Even though SSDI reduces your SSI payment, qualifying for SSI means you also qualify for Medicaid coverage during the 24-month period that you must wait for Medicare coverage to start. Once you become eligible for Medicare, two important things happen to your insurance coverage:

  • Medicare becomes your primary insurance with Medicaid serving as the secondary payer insurance.
  • Most states have programs that pay the premium for Medicare Part B coverage for individuals who also qualify for SSI.

You should review insurance options with an SSD lawyer to make certain that you do not miss out on benefits offered by your state for people receiving concurrent benefits through Social Security disability.

Insurance coverage when working while disabled

Social Security offers work incentives to encourage people who want to try returning to work even though they continue to be disabled. If your SSDI benefits end because of earnings from work, your Medicare Part A coverage remains in effect for 93 months as long as your disability continues. You may remain on Medicare Part A after the 93-month period by paying the premium.

Individuals whose income from work causes their SSI benefits to end may continue coverage through Medicaid until it exceeds the income limit set by their state. The cost of a person’s health care may cause the income limit to be increased above state levels, so check with your SSI lawyer.

Learn more about insurance benefits for SSD

It can be difficult to understand the insurance options available through Social Security disability. A free consultation with a disability lawyer at the Clauson Law Firm provides insight and sound advice to help you make informed decisions. Whether looking for answers to questions or experienced representation for an application or appeal, you can find it by contacting the Clauson Law Firm today.

About Author

Clauson

Clauson Law has focused on representing the injured and disabled for over 10 years. We have handled thousands of cases. Each client is important to us and has a unique situation.

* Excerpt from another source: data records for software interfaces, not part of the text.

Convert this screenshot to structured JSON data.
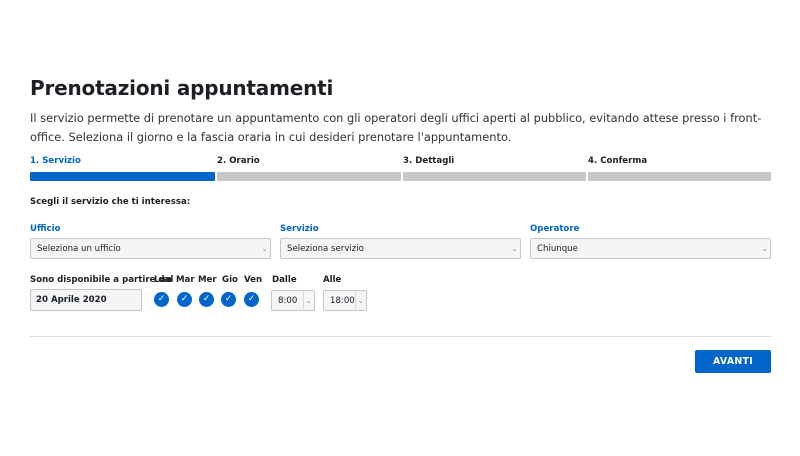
{
  "page": {
    "title": "Prenotazioni appuntamenti",
    "intro": "Il servizio permette di prenotare un appuntamento con gli operatori degli uffici aperti al pubblico, evitando attese presso i front-office. Seleziona il giorno e la fascia oraria in cui desideri prenotare l'appuntamento."
  },
  "steps": [
    {
      "label": "1. Servizio",
      "active": true
    },
    {
      "label": "2. Orario",
      "active": false
    },
    {
      "label": "3. Dettagli",
      "active": false
    },
    {
      "label": "4. Conferma",
      "active": false
    }
  ],
  "form": {
    "section_label": "Scegli il servizio che ti interessa:",
    "ufficio": {
      "label": "Ufficio",
      "value": "Seleziona un ufficio"
    },
    "servizio": {
      "label": "Servizio",
      "value": "Seleziona servizio"
    },
    "operatore": {
      "label": "Operatore",
      "value": "Chiunque"
    },
    "availability": {
      "label": "Sono disponibile a partire dal",
      "date": "20 Aprile 2020"
    },
    "days": [
      {
        "label": "Lun",
        "checked": true
      },
      {
        "label": "Mar",
        "checked": true
      },
      {
        "label": "Mer",
        "checked": true
      },
      {
        "label": "Gio",
        "checked": true
      },
      {
        "label": "Ven",
        "checked": true
      }
    ],
    "from": {
      "label": "Dalle",
      "value": "8:00"
    },
    "to": {
      "label": "Alle",
      "value": "18:00"
    }
  },
  "actions": {
    "next_label": "AVANTI"
  },
  "icons": {
    "check": "check-icon",
    "chevron": "chevron-updown-icon"
  },
  "colors": {
    "accent": "#0066cc",
    "inactive_step": "#c5c7c9"
  }
}
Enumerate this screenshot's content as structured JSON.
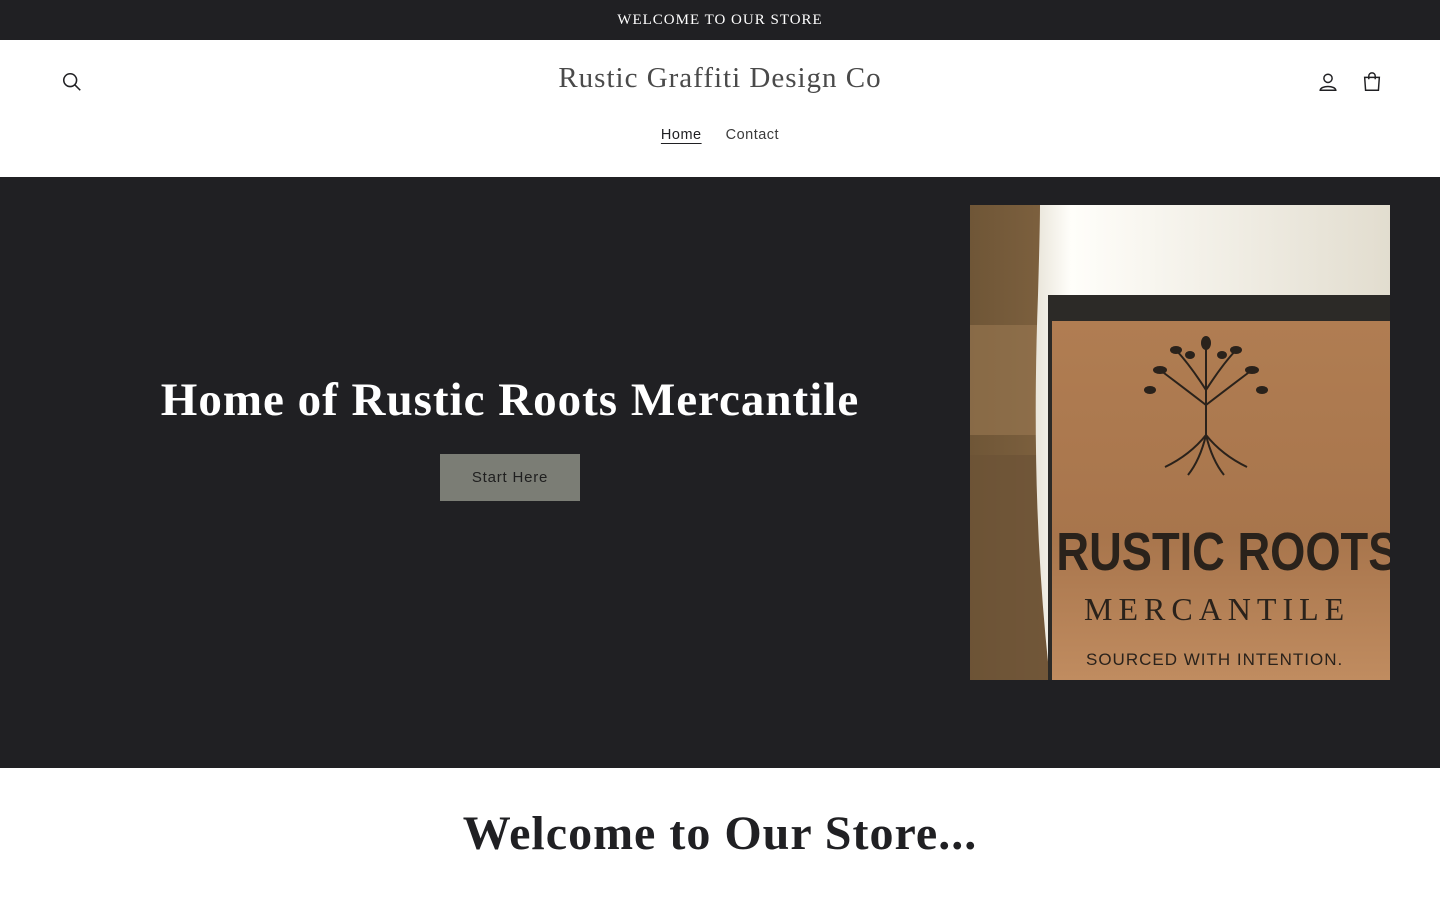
{
  "announcement": {
    "text": "WELCOME TO OUR STORE"
  },
  "header": {
    "logo_text": "Rustic Graffiti Design Co",
    "nav": [
      {
        "label": "Home",
        "active": true
      },
      {
        "label": "Contact",
        "active": false
      }
    ],
    "icons": {
      "search": "search-icon",
      "account": "user-icon",
      "cart": "cart-icon"
    }
  },
  "hero": {
    "title": "Home of Rustic Roots Mercantile",
    "button_label": "Start Here",
    "image_label": {
      "brand_line1": "RUSTIC ROOTS",
      "brand_line2": "MERCANTILE",
      "tagline": "SOURCED WITH INTENTION."
    }
  },
  "welcome": {
    "title": "Welcome to Our Store..."
  },
  "colors": {
    "dark": "#202023",
    "button": "#7b7d75",
    "white": "#ffffff",
    "kraft": "#a8754c"
  }
}
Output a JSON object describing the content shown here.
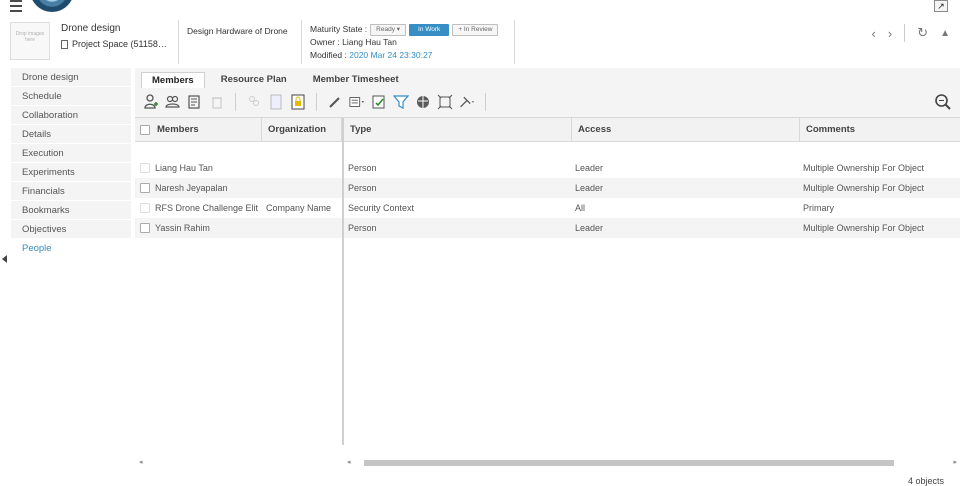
{
  "header": {
    "thumbnail_text": "Drop images here",
    "title": "Drone design",
    "space": "Project Space (51158…",
    "description": "Design Hardware of Drone",
    "maturity_label": "Maturity State :",
    "states": [
      {
        "label": "Ready ▾",
        "active": false
      },
      {
        "label": "In Work",
        "active": true
      },
      {
        "label": "+ In Review",
        "active": false
      }
    ],
    "owner_label": "Owner :",
    "owner": "Liang Hau Tan",
    "modified_label": "Modified :",
    "modified_date": "2020 Mar 24 23:30:27"
  },
  "nav": {
    "prev": "‹",
    "next": "›",
    "refresh": "↻",
    "collapse": "▲"
  },
  "sidebar": {
    "items": [
      {
        "label": "Drone design"
      },
      {
        "label": "Schedule"
      },
      {
        "label": "Collaboration"
      },
      {
        "label": "Details"
      },
      {
        "label": "Execution"
      },
      {
        "label": "Experiments"
      },
      {
        "label": "Financials"
      },
      {
        "label": "Bookmarks"
      },
      {
        "label": "Objectives"
      },
      {
        "label": "People"
      }
    ],
    "active": "People"
  },
  "tabs": [
    {
      "label": "Members",
      "active": true
    },
    {
      "label": "Resource Plan",
      "active": false
    },
    {
      "label": "Member Timesheet",
      "active": false
    }
  ],
  "grid": {
    "columns": [
      "Members",
      "Organization",
      "Type",
      "Access",
      "Comments"
    ],
    "rows": [
      {
        "member": "Liang Hau Tan",
        "organization": "",
        "type": "Person",
        "access": "Leader",
        "comments": "Multiple Ownership For Object",
        "selectable": false
      },
      {
        "member": "Naresh Jeyapalan",
        "organization": "",
        "type": "Person",
        "access": "Leader",
        "comments": "Multiple Ownership For Object",
        "selectable": true
      },
      {
        "member": "RFS Drone Challenge Elit",
        "organization": "Company Name",
        "type": "Security Context",
        "access": "All",
        "comments": "Primary",
        "selectable": false
      },
      {
        "member": "Yassin Rahim",
        "organization": "",
        "type": "Person",
        "access": "Leader",
        "comments": "Multiple Ownership For Object",
        "selectable": true
      }
    ],
    "count_text": "4 objects"
  }
}
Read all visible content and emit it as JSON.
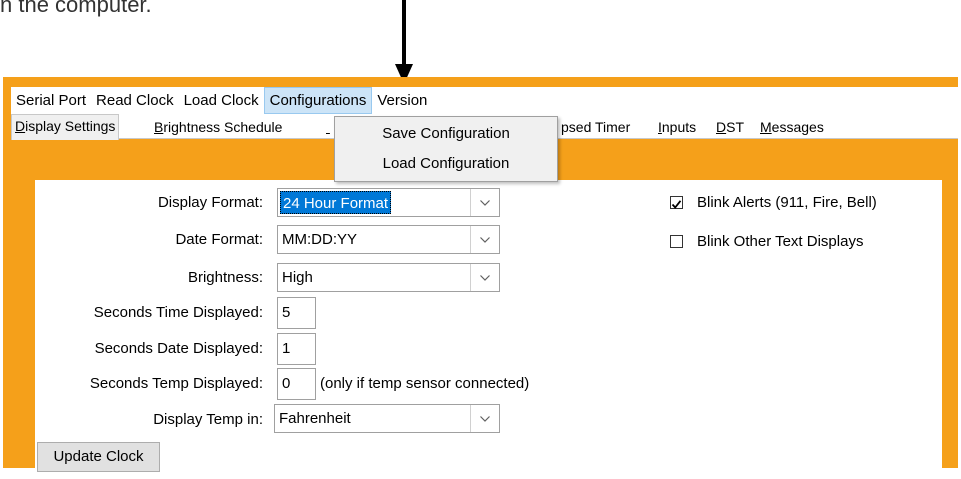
{
  "top_text": "n the computer.",
  "menubar": {
    "items": [
      "Serial Port",
      "Read Clock",
      "Load Clock",
      "Configurations",
      "Version"
    ]
  },
  "tabs": [
    {
      "prefix": "",
      "key": "D",
      "rest": "isplay Settings"
    },
    {
      "prefix": "",
      "key": "B",
      "rest": "rightness Schedule"
    },
    {
      "prefix": "",
      "key": "",
      "rest": "psed Timer"
    },
    {
      "prefix": "",
      "key": "I",
      "rest": "nputs"
    },
    {
      "prefix": "",
      "key": "D",
      "rest": "ST"
    },
    {
      "prefix": "",
      "key": "M",
      "rest": "essages"
    }
  ],
  "dropdown": {
    "items": [
      "Save Configuration",
      "Load Configuration"
    ]
  },
  "settings": {
    "display_format_label": "Display Format:",
    "display_format_value": "24 Hour Format",
    "date_format_label": "Date Format:",
    "date_format_value": "MM:DD:YY",
    "brightness_label": "Brightness:",
    "brightness_value": "High",
    "seconds_time_label": "Seconds Time Displayed:",
    "seconds_time_value": "5",
    "seconds_date_label": "Seconds Date Displayed:",
    "seconds_date_value": "1",
    "seconds_temp_label": "Seconds Temp Displayed:",
    "seconds_temp_value": "0",
    "seconds_temp_hint": "(only if temp sensor connected)",
    "temp_unit_label": "Display Temp in:",
    "temp_unit_value": "Fahrenheit",
    "blink_alerts_label": "Blink Alerts (911, Fire, Bell)",
    "blink_alerts_checked": true,
    "blink_other_label": "Blink Other Text Displays",
    "blink_other_checked": false,
    "update_button": "Update Clock"
  },
  "colors": {
    "frame": "#f5a01a",
    "selection": "#0078d7",
    "menu_open": "#cce4f7"
  }
}
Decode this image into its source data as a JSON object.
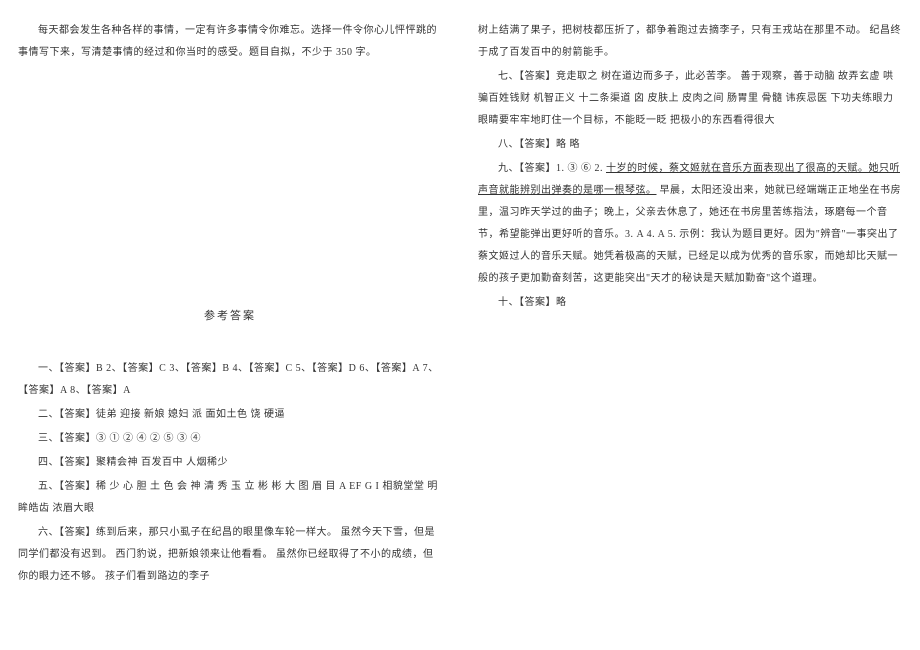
{
  "left": {
    "intro1": "每天都会发生各种各样的事情，一定有许多事情令你难忘。选择一件令你心儿怦怦跳的事情写下来，写清楚事情的经过和你当时的感受。题目自拟，不少于 350 字。",
    "section_title": "参考答案",
    "ans1": "一、【答案】B  2、【答案】C  3、【答案】B   4、【答案】C   5、【答案】D  6、【答案】A  7、【答案】A  8、【答案】A",
    "ans2": "二、【答案】徒弟     迎接     新娘     媳妇     派     面如土色     饶     硬逼",
    "ans3": "三、【答案】③    ①    ②    ④    ②    ⑤    ③    ④",
    "ans4": "四、【答案】聚精会神    百发百中    人烟稀少",
    "ans5": "五、【答案】稀    少    心    胆    土    色    会    神    清    秀    玉    立    彬    彬    大    图    眉    目    A    EF    G    I        相貌堂堂    明眸皓齿    浓眉大眼",
    "ans6": "六、【答案】练到后来，那只小虱子在纪昌的眼里像车轮一样大。    虽然今天下雪，但是同学们都没有迟到。    西门豹说，把新娘领来让他看看。    虽然你已经取得了不小的成绩，但你的眼力还不够。    孩子们看到路边的李子"
  },
  "right": {
    "cont6": "树上结满了果子，把树枝都压折了，都争着跑过去摘李子，只有王戎站在那里不动。    纪昌终于成了百发百中的射箭能手。",
    "ans7": "七、【答案】竞走取之   树在道边而多子，此必苦李。   善于观察，善于动脑   故弄玄虚   哄骗百姓钱财   机智正义    十二条渠道    囟   皮肤上   皮肉之间   肠胃里   骨髓   讳疾忌医   下功夫练眼力   眼睛要牢牢地盯住一个目标，不能眨一眨    把极小的东西看得很大",
    "ans8": "八、【答案】略    略",
    "ans9_pre": "九、【答案】1.   ③     ⑥     2. ",
    "ans9_u": "十岁的时候，蔡文姬就在音乐方面表现出了很高的天赋。她只听声音就能辨别出弹奏的是哪一根琴弦。",
    "ans9_post": "    早晨，太阳还没出来，她就已经端端正正地坐在书房里，温习昨天学过的曲子；晚上，父亲去休息了，她还在书房里苦练指法，琢磨每一个音节，希望能弹出更好听的音乐。3. A    4. A    5. 示例：我认为题目更好。因为\"辨音\"一事突出了蔡文姬过人的音乐天赋。她凭着极高的天赋，已经足以成为优秀的音乐家，而她却比天赋一般的孩子更加勤奋刻苦，这更能突出\"天才的秘诀是天赋加勤奋\"这个道理。",
    "ans10": "十、【答案】略"
  }
}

Leave a Reply

Your email address will not be published. Required fields are marked *